"I congratulate Bryce Harper and Josh Donaldson on earning the 2015 Hank Aaron Awards, representing the best offensive seasons in the American and National Leagues," Baseball Commissioner Robert D. Manfred, Jr. said. "At age 22, Bryce enjoyed great success, posting numbers that put him in the company of some of our game's all-time greats. Josh played a pivotal role in the Blue Jays' first playoff season in 22 years, contributing to one of the game's best lineups. Both players honored the enduring legacy of Hank Aaron with all-around excellence throughout the 2015 season."

"It is truly a joy and an honor that the award recognizing the top offensive performers in the game has my name on it," said Hank Aaron. "I want to congratulate Josh and Bryce on their outstanding seasons and extend my thanks to the Hall of Famers and fans who selected the winners."

Donaldson set career-highs in nearly every offensive category during his first season as a member of the Toronto Blue Jays. The 29-year-old batted .297 with 122 runs scored, 184 hits, 41 doubles, 41 home runs, two triples, 123 RBI, a .371 on-base percentage and a .568 slugging percentage in 158 games. He ranked first among Major Leaguers in runs scored, while pacing the American League in RBI and extra-base hits (84). In addition, he was second in slugging, third in home runs and fifth in hits.
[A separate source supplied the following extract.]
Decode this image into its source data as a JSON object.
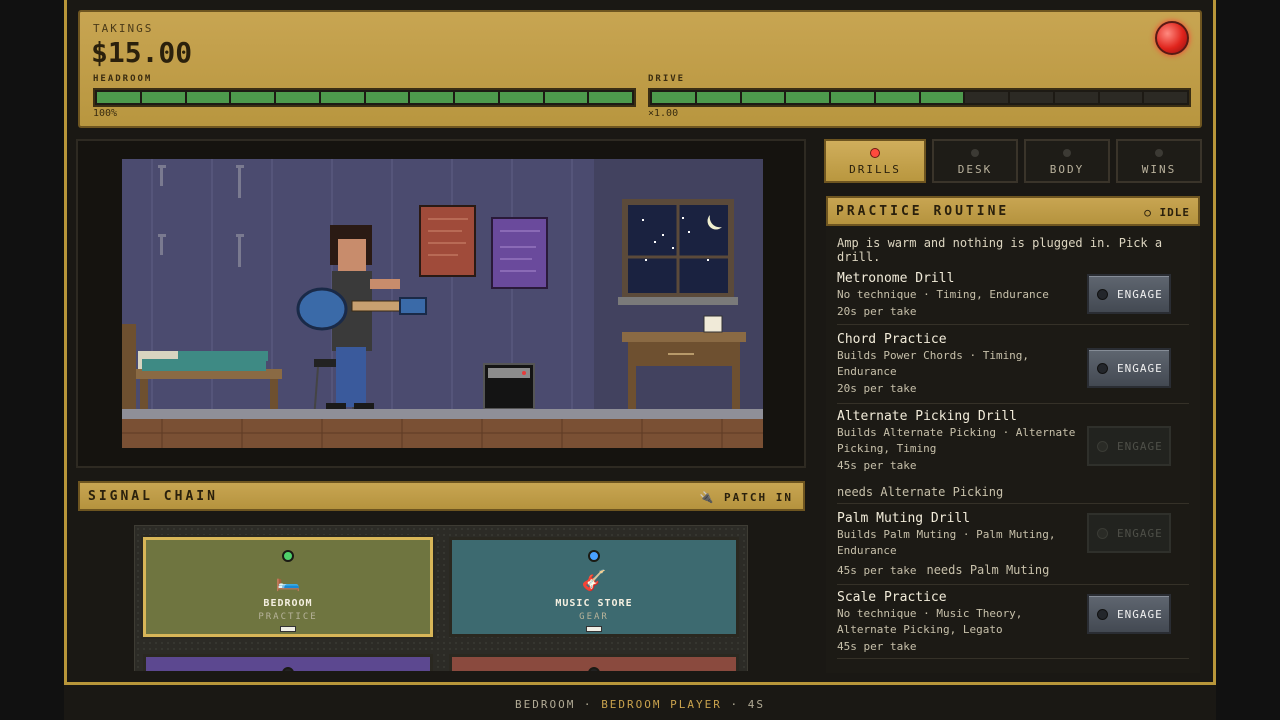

Donaldson's production in clutch situations was a key factor for the division-winning Jays, who benefitted from his Major League-best 20 game-winning RBI. Twenty-seven of the Auburn University product's 41 home runs this season either tied the game or gave his club the lead. His three home runs of the walk-off variety were the most in a single season in franchise history. Donaldson's 116 RBI as a third baseman set a new single-season club record for a Blue Jays third baseman, surpassing Tony Batista's 114 RBI in 2000. The two-time AL All-Star's 38 homers while playing third were the second-most in franchise history behind Batista's 41, also during the 2000 campaign. Donaldson, who was originally selected by the Chicago Cubs with the 48th overall pick in the 2007 MLB Draft, becomes the first Blue Jay to lead the League in RBI since Carlos Delgado did so in 2003 (145 RBI).

Harper hit a career-best .330 with 118 runs scored, 172 hits, 38 doubles, 42 home runs, 99 RBI, a .460 on-base percentage and a .649 slugging percentage in 153 games this season. The first overall pick in the 2010 MLB Draft became the first player in Major League history with at least 42 homers, 124 walks and 118 runs scored at age 22-or-younger. He also became the youngest player ever to club at least 42 homers, while drawing 124 walks in a season. The previous youngest player to reach those thresholds was Babe Ruth, who hit 54 home runs with 150 walks in 1920 at the age of 25. Harper posted Baseball's top on-base and slugging percentages, while tying for the NL lead in home runs and pacing his counterparts in runs scored. He finished second behind Miami's Dee Gordon (.333) for the Senior Circuit's batting crown. The 2012 NL Rookie of the Year became the sixth-youngest player in Major League history to reach the 40-homer plateau, joining Mel Ott (1929), Joe DiMaggio (1937), Eddie Mathews (1953), Johnny Bench (1970), and Juan Gonzalez (1992) as the only players under the age of 23 to do so.

Past winners of the award include: Giancarlo Stanton and Mike Trout (2014); Miguel Cabrera and Paul Goldschmidt (2013); Cabrera and Buster Posey (2012); Jose Bautista and Matt Kemp (2011); Bautista and Joey Votto (2010); Derek Jeter and Albert Pujols (2009); Aramis Ramirez and Kevin Youkilis (2008); Alex Rodriguez and Prince Fielder (2007); Jeter and Ryan Howard (2006); David Ortiz and Andruw Jones (2005); Manny Ramirez and Barry Bonds (2004); Rodriguez and Pujols (2003); Rodriguez and Bonds (2001-02); Carlos Delgado and Todd Helton (2000) and Manny Ramirez and Sammy Sosa (1999).